There is only one way out of our own lovelessness: confess it. Repent and be renewed in the love of the Vine. Come and be refreshed as the life of the Vine flows into tired, weak, and loveless hearts. He will fill you up with all His goodness, so that you overflow into the lives of others. The rhythm of the Church of God reaches its highest point at His altar, that place where heaven meets earth in the crucified and risen Son, who gives Himself in love for the life of the world. As God restores us to holy communion with Himself, He is also restoring our fellowship and love with one another. From this true center of the universe, where the Church on earth comes closest to full heavenly communion with angels, archangels, and all the company of heaven, she moves in love and prayer back out into the world.
Of His mercy, He strengthens us in faith toward Him and in fervent, passionate love toward one another, all those for whom Christ died. At this altar, in the glorious shadow of Christ crucified, we see most fully and personally the love of Jesus for us, as He gives us the fruit that falls from the tree of the cross. As we feast on that fruit, He strengthens us to bear the fruit of His love in the world. And “this is the love of God, that we keep his commandments. And his commandments are not burdensome” (1 John 5:3, ESV). His commandments are not burdensome because we have nothing to earn by them. We have already overcome the world in Christ, who has overcome the world by dying for it. All, both our visible good works and our hidden sin, is covered by the blood of Him who chose us for His own. We did not choose Him, nor could we, but He has chosen us. And He has appointed us, the members of His Body, to go and bear fruit.
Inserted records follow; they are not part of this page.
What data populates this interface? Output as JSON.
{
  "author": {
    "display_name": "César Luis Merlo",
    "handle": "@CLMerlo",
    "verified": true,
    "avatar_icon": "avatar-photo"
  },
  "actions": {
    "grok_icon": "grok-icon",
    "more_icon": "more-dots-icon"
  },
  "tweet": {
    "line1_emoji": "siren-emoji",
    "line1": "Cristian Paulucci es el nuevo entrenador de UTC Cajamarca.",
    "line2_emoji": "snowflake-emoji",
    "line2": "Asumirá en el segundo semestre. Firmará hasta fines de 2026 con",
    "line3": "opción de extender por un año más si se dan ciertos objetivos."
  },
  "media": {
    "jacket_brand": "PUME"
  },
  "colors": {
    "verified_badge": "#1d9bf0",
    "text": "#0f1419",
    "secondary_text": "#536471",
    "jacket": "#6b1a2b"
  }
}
To go into families, and schools, and businesses, and friendships, the places where He has already put us, and bear fruit that will remain—even into eternity as He shines through our words and our actions for the good of His people and testimony to His goodness for those who do not yet know Him.
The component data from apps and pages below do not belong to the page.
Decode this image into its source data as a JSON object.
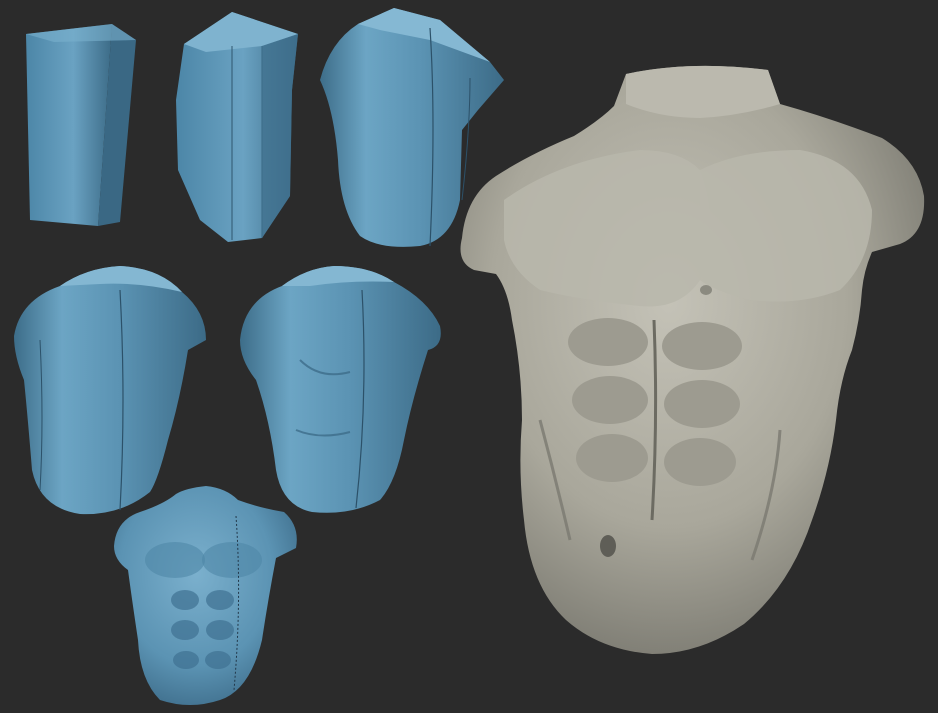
{
  "scene": {
    "background_color": "#2b2b2b",
    "model_colors": {
      "blockout": "#5b93b3",
      "blockout_light": "#79acc8",
      "blockout_dark": "#3f6f8c",
      "final_sculpt": "#a9a79b",
      "final_sculpt_light": "#c9c7bc",
      "final_sculpt_dark": "#77766c"
    },
    "stages": [
      {
        "name": "rectangular-block",
        "kind": "blockout"
      },
      {
        "name": "faceted-column",
        "kind": "blockout"
      },
      {
        "name": "rounded-column",
        "kind": "blockout"
      },
      {
        "name": "shoulder-blockout",
        "kind": "blockout"
      },
      {
        "name": "refined-blockout",
        "kind": "blockout"
      },
      {
        "name": "detailed-blue-torso",
        "kind": "blockout"
      },
      {
        "name": "final-grey-torso",
        "kind": "final"
      }
    ]
  }
}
This is what we pray for and it is what Jesus promises that we will have. We pray that God would give us more love, so that our fruit will remain. Give us love for each other: pastor for people, people for pastor, Christians for each other. And God is eager and willing to give us that love. So we trust and pray, so we come, so we are refreshed and enlivened, and so we love—for the sake of each other and so that as many as possible might know the cross-shaped love of Jesus; so that people might look at the branches whom the Vine has made members of Himself and say: “See how they love each other!”
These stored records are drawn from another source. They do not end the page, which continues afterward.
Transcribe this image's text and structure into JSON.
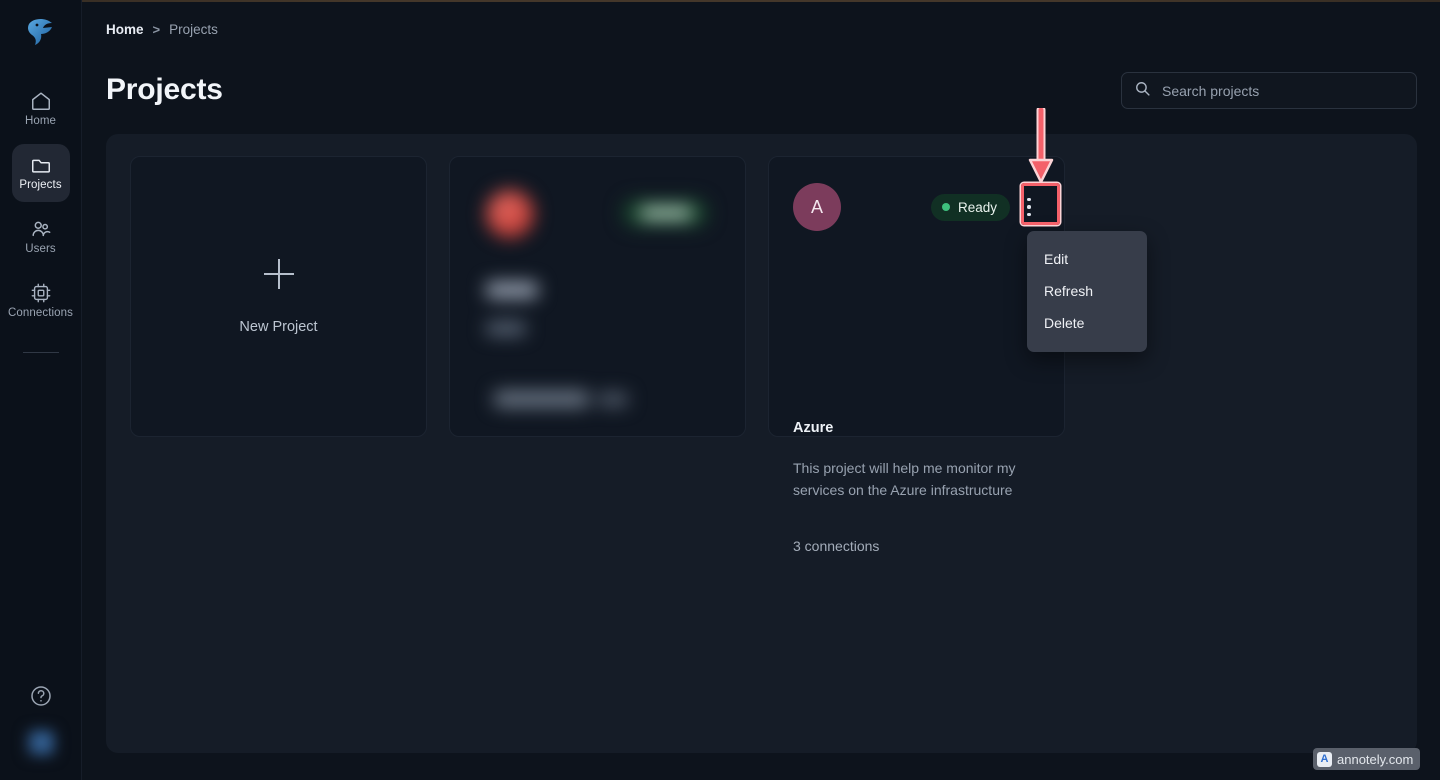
{
  "app": {
    "logo_icon": "falcon-logo-icon",
    "background": "#0d131c",
    "panel_background": "#151c27"
  },
  "sidebar": {
    "items": [
      {
        "label": "Home",
        "icon": "home-icon",
        "active": false
      },
      {
        "label": "Projects",
        "icon": "folder-icon",
        "active": true
      },
      {
        "label": "Users",
        "icon": "users-icon",
        "active": false
      },
      {
        "label": "Connections",
        "icon": "chip-icon",
        "active": false
      }
    ],
    "help_icon": "help-circle-icon",
    "avatar_icon": "user-avatar"
  },
  "breadcrumb": {
    "home": "Home",
    "separator": ">",
    "current": "Projects"
  },
  "header": {
    "title": "Projects"
  },
  "search": {
    "icon": "search-icon",
    "placeholder": "Search projects",
    "value": ""
  },
  "cards": {
    "new_project": {
      "icon": "plus-icon",
      "label": "New Project"
    },
    "redacted_project": {
      "blurred": true,
      "avatar_color": "#c8433c",
      "badge_color": "#16402a"
    },
    "azure_project": {
      "avatar_initial": "A",
      "avatar_color": "#7c3c5c",
      "status": "Ready",
      "status_dot_color": "#3ec07d",
      "status_badge_color": "#113024",
      "name": "Azure",
      "description": "This project will help me monitor my services on the Azure infrastructure",
      "connections": "3 connections",
      "menu_icon": "kebab-menu-icon"
    }
  },
  "dropdown": {
    "items": [
      {
        "label": "Edit"
      },
      {
        "label": "Refresh"
      },
      {
        "label": "Delete"
      }
    ]
  },
  "annotation": {
    "arrow_icon": "down-arrow-annotation",
    "highlight_icon": "highlight-box-annotation",
    "color": "#f4616a"
  },
  "watermark": {
    "logo": "A",
    "text": "annotely.com"
  }
}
In the Name of the Father and of the Son and of the Holy Spirit. Amen. “And the peace of God, which surpasses all understanding, will guard your hearts and your minds in Christ Jesus” (Philippians 4:7, ESV). Amen.
— Pr. Timothy Winterstein, 5/4/18